(Records contained in a dataset)
= = = = = = =

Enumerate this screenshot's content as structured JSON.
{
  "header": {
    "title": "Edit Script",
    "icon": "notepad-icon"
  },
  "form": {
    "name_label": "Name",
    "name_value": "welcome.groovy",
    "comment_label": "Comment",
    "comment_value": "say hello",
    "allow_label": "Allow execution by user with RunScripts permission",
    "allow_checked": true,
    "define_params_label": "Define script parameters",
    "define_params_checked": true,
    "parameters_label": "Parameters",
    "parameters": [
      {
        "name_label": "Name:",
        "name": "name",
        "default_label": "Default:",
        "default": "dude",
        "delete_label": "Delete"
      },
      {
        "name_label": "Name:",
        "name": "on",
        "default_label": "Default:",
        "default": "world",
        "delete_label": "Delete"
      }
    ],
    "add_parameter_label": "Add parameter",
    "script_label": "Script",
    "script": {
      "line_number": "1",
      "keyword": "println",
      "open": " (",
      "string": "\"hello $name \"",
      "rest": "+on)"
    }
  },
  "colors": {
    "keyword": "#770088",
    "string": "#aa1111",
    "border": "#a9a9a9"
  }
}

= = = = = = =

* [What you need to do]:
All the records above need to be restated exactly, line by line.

* [Exercise solution]:
Enumerate this screenshot's content as structured JSON.
{
  "header": {
    "title": "Edit Script",
    "icon": "notepad-icon"
  },
  "form": {
    "name_label": "Name",
    "name_value": "welcome.groovy",
    "comment_label": "Comment",
    "comment_value": "say hello",
    "allow_label": "Allow execution by user with RunScripts permission",
    "allow_checked": true,
    "define_params_label": "Define script parameters",
    "define_params_checked": true,
    "parameters_label": "Parameters",
    "parameters": [
      {
        "name_label": "Name:",
        "name": "name",
        "default_label": "Default:",
        "default": "dude",
        "delete_label": "Delete"
      },
      {
        "name_label": "Name:",
        "name": "on",
        "default_label": "Default:",
        "default": "world",
        "delete_label": "Delete"
      }
    ],
    "add_parameter_label": "Add parameter",
    "script_label": "Script",
    "script": {
      "line_number": "1",
      "keyword": "println",
      "open": " (",
      "string": "\"hello $name \"",
      "rest": "+on)"
    }
  },
  "colors": {
    "keyword": "#770088",
    "string": "#aa1111",
    "border": "#a9a9a9"
  }
}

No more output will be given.